So that’ll be fun! Something to look forward to. Anyway, Aldnoah fuckin’ Zero.
Welp, time for terror. Twelve’s betrayed Nine in order to save Lisa, Shibazaki’s learned the truth, and Five is as ridiculous and show-warping as ever. Let’s see what happens next!
No crazy shakeups to report this week – my lineup’s approaching the end with relative grace, and everything I’d hoped to be good or at least okay has been good or at least okay. This is disappointing! I miss being able to tell you guys something is absolutely awful and wretched and a wonderful thing to get really childishly disappointed about! Hopefully next season will fix this – I’m planning on checking out way too many shows, and have no idea what I’ll end up covering for ANN, so there’s a solid chance I’ll have something to be a big jerk about again. Until then, please accept these humble reflections on shows that are actually pretty good.
Incidentally, I haven’t gotten to this week’s Hunter x Hunter, but I’ll likely watch that later tonight and either add my comments or make an additional mini-post. Busy week!
Time again for terror! Lisa’s been captured, Twelve’s made his choice, and Nine stands alone. With three episodes left, it seems unlikely this will all end in smiles and rainbows, but I’d sure like for Lisa and Twelve to get out of this, at least.

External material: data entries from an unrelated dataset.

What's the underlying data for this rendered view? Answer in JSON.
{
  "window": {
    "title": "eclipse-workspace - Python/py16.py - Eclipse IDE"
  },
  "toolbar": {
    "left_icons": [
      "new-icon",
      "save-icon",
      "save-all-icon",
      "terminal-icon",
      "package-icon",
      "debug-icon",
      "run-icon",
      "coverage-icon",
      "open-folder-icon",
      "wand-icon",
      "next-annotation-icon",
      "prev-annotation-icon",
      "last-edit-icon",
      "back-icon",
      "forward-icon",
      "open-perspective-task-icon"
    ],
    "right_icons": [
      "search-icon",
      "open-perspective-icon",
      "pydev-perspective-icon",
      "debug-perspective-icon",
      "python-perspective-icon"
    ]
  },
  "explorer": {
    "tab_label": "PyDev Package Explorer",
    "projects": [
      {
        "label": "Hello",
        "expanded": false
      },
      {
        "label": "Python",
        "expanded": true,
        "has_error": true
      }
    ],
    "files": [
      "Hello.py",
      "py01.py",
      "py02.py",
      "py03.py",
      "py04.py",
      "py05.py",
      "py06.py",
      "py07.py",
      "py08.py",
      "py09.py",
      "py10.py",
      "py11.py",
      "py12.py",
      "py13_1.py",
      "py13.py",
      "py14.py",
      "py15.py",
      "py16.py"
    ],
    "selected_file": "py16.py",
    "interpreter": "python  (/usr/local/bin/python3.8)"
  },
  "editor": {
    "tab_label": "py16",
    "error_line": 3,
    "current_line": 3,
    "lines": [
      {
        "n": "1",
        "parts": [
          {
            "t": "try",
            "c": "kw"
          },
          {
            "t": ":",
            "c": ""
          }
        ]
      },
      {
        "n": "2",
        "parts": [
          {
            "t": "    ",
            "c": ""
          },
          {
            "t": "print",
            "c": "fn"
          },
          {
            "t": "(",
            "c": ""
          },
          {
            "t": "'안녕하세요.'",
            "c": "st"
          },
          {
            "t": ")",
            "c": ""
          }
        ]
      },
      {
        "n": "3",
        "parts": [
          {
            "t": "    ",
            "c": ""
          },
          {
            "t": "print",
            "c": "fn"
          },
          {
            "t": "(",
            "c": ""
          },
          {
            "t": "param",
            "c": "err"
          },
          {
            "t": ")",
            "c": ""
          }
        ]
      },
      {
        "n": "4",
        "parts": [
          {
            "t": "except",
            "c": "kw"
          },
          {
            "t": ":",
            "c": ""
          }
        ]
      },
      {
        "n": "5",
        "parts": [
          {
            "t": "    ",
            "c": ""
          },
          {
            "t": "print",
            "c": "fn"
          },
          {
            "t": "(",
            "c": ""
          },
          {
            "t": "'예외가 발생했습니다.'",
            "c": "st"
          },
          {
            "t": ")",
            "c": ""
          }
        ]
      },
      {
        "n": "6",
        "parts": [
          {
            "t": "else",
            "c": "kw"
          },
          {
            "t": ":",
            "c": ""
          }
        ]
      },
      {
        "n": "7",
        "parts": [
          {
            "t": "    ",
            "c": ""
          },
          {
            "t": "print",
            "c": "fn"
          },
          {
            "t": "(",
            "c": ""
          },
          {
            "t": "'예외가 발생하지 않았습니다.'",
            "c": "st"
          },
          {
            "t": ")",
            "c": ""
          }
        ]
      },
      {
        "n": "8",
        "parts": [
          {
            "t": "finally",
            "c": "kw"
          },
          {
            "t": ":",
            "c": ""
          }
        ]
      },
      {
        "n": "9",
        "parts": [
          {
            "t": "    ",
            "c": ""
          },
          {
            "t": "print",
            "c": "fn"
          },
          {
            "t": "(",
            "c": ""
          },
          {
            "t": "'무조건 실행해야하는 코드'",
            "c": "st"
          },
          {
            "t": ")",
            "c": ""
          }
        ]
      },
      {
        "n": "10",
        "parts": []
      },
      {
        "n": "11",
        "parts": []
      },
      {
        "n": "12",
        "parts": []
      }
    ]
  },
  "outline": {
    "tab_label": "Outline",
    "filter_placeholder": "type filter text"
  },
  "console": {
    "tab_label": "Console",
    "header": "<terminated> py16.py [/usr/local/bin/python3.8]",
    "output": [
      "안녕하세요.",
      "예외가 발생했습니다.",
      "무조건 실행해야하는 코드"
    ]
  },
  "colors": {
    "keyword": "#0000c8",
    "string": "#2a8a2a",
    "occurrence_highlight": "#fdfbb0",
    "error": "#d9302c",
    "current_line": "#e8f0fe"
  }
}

That may defeat the show’s purpose, though – Nine’s anger is just as understandable as their connection, and no one can really escape the world they’re born into. All you can do is adapt or burn the damn thing down.
Incidentally, vestenet made a great post about Zankyou’s historical context over at Isn’t It Electrifying. I’d definitely check that out to see some of the more specific unrest and political circumstances Zankyou’s building on!
Alright, let’s get to terror.
No complaints about this week in anime – my favorites were great, my second-strings were either solid or great, and I’m barely even watching anything beneath those. Aldnoah continued last week’s “wait, let’s try to be actually good again” streak, Zankyou recovered from its wonky Hollywood interlude, and Hunter x Hunter is just making me too emotional right now. Also, Shounen Hollywood whipped out one of the most absurd, confident concept episodes I’ve seen in… ever? A long time, at least. Let’s run them down!
A new Zankyou! And it couldn’t come soon enough – with both Barakamon and Zankyou on break, last week was pretty much a barren anime wasteland. I’ve had to sustain myself by actually paying attention to what’s happening in videogames, which is something I would never recommend to any human being. Anyway! The last episode of Zankyou was Hollywood as all hell, but I doubt the entire show is suddenly going to tumble into meaningless action movie territory. I’m guessing this episode will be more of a cooldown, and Zankyou’s generally at its best when it gives its ideas room to breathe – plus, I’m very interested in seeing how the events of last episode impact both the relationships of our three young terrorists and Shibazaki’s career prospects. Let’s get down to terror!